The CMS-detector (Compact Muon Solenoid Experiment) of the Large Hadron Collider at CERN in Geneva has recently received a 'heart transplant': this experiment has now received a new pixeldetector which, if it was compared to a digital high-speed camera, can record up to 40 million frames per second.
This is one of the pair of detectors that in 2012 caused a sensation by (finally) demonstrating the existence of the Higgs-boson, the existence of which was already predicted during the 60's of the previous century by theoretical physicists and plays a crucial role in the so-called standard model of particle physics.
The CMS-experiment is one of the four big experiments of the Large Hadron Collider – the largest and most powerful particle accelerator in the world. In the 27-kilometer long LHC, 100-meter deep underground tunnel, by the gates of Geneva, the detector records what happens when (subatomic) particles collide with each other at nearly the speed of light.

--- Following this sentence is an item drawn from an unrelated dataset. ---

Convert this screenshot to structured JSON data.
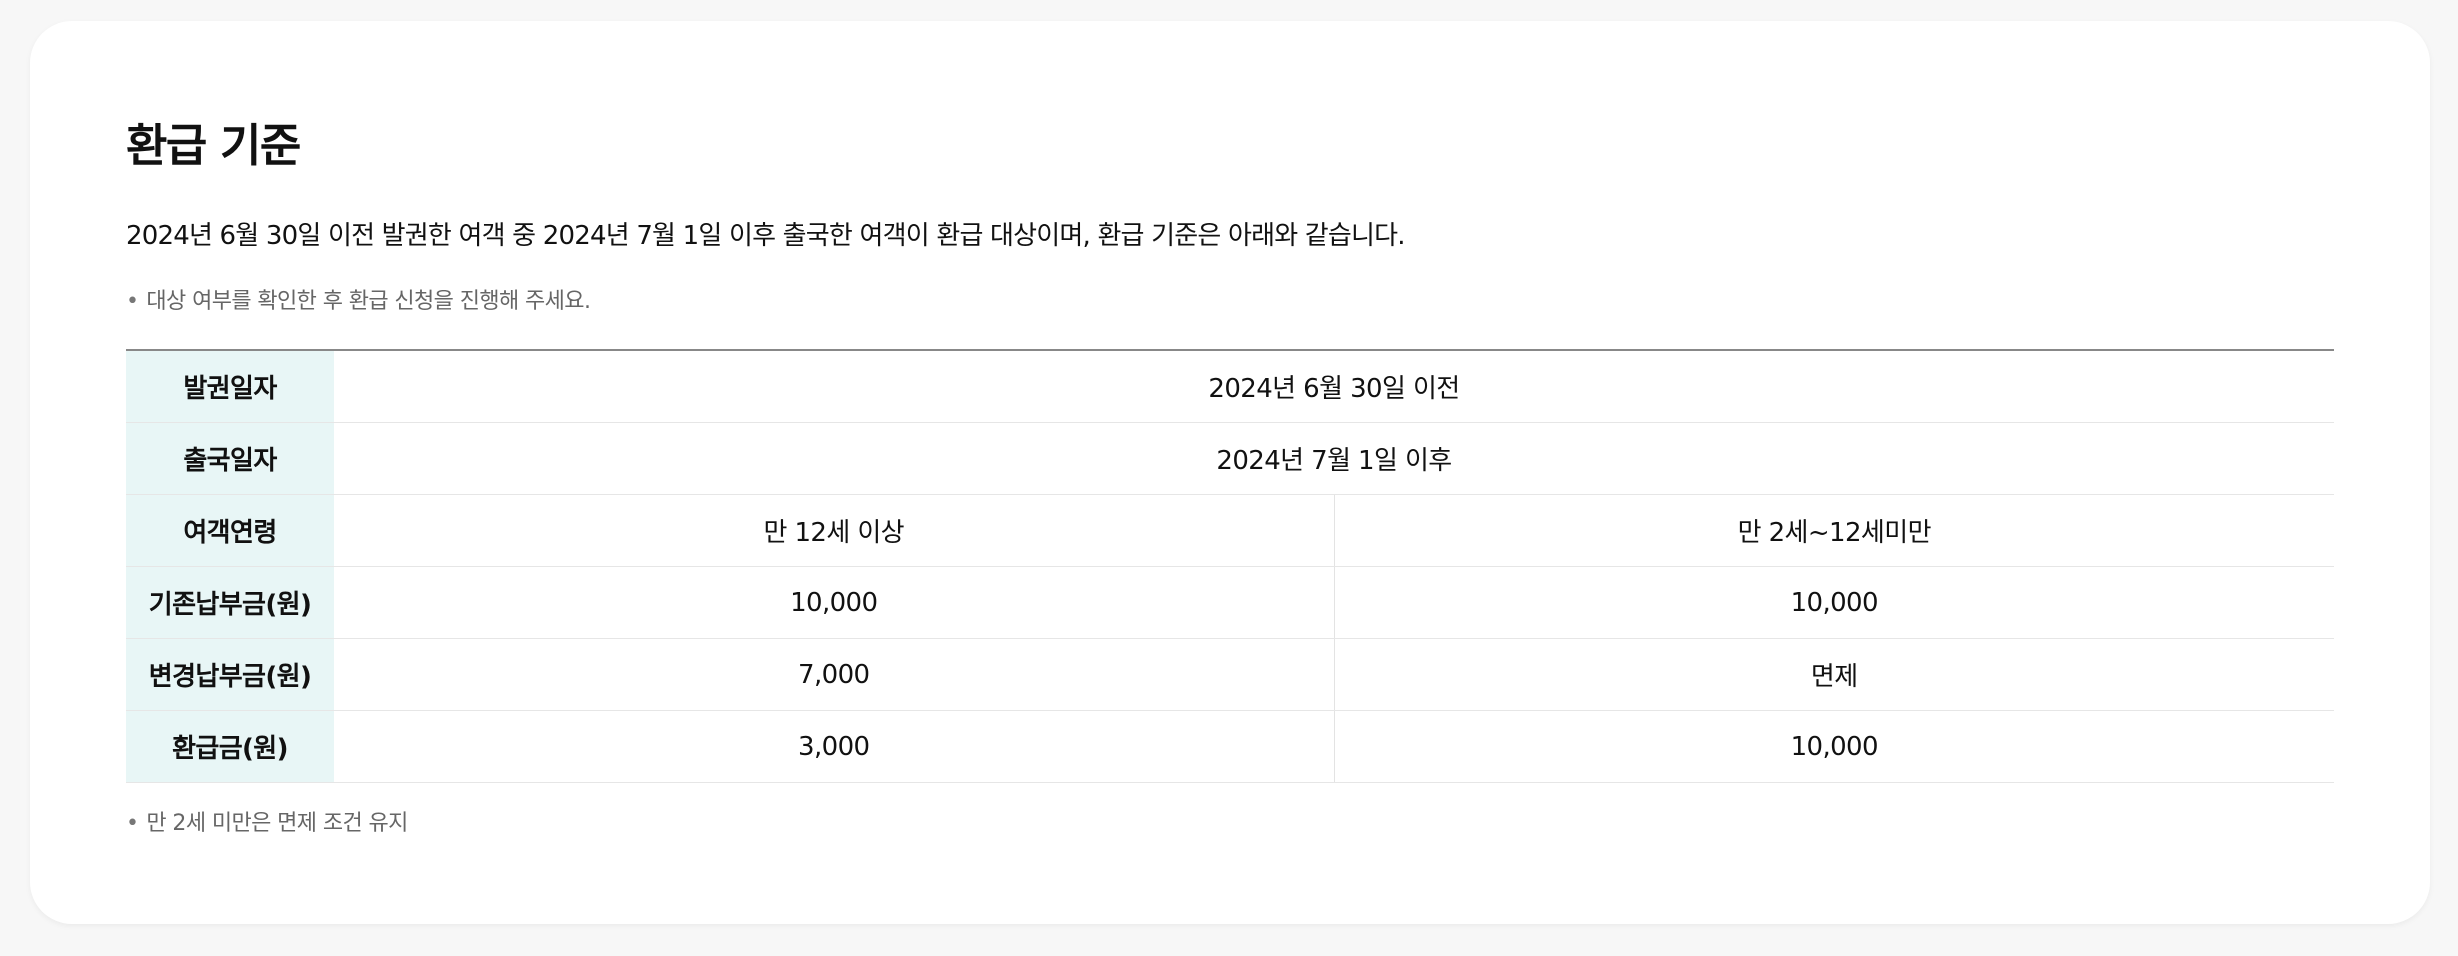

One can imagine that the pixel detector as somewhat similar to a digital camera – but one that can record at 40 million frames per second. When the electrically charged particles resulting from the collisions pass through the silicon layers inside the detector they cause local reversible disturbances which are called electron/hole pairs. When the electrons subsequently reach the sensor, the researchers can record the signal, digitize the data and determine the spacial coordinates of the collision. The data collected in this manner helps the researchers understand how nature around us functions at the subatomic scale and how the various elementary particles interact with each other.